(Extracted data entries)
*** Begin section ***

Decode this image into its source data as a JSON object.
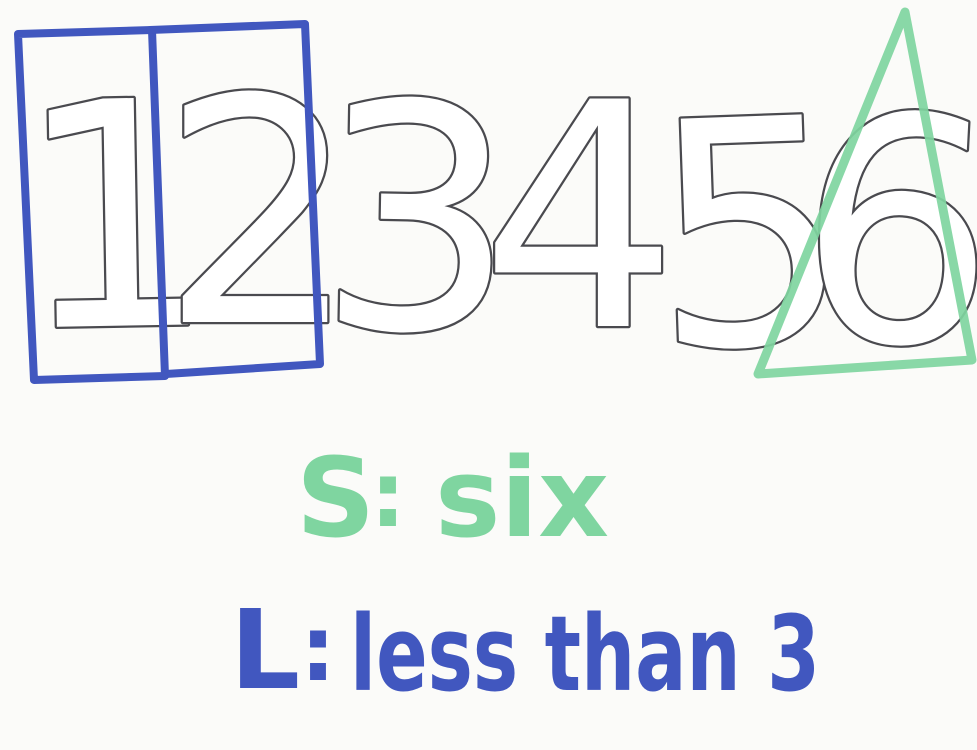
{
  "numbers": [
    "1",
    "2",
    "3",
    "4",
    "5",
    "6"
  ],
  "captions": {
    "small": {
      "letter": "S",
      "separator": ":",
      "text": "six"
    },
    "large": {
      "letter": "L",
      "separator": ":",
      "text": "less than 3"
    }
  },
  "colors": {
    "paper": "#fbfbf9",
    "outline": "#4a4a4f",
    "blue_marker": "#4157bf",
    "green_marker": "#7fd5a0"
  },
  "markings": {
    "blue_boxes": [
      "1",
      "2"
    ],
    "green_triangle": [
      "6"
    ]
  }
}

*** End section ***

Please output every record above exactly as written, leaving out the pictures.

▸ **Response box**:
Decode this image into its source data as a JSON object.
{
  "numbers": [
    "1",
    "2",
    "3",
    "4",
    "5",
    "6"
  ],
  "captions": {
    "small": {
      "letter": "S",
      "separator": ":",
      "text": "six"
    },
    "large": {
      "letter": "L",
      "separator": ":",
      "text": "less than 3"
    }
  },
  "colors": {
    "paper": "#fbfbf9",
    "outline": "#4a4a4f",
    "blue_marker": "#4157bf",
    "green_marker": "#7fd5a0"
  },
  "markings": {
    "blue_boxes": [
      "1",
      "2"
    ],
    "green_triangle": [
      "6"
    ]
  }
}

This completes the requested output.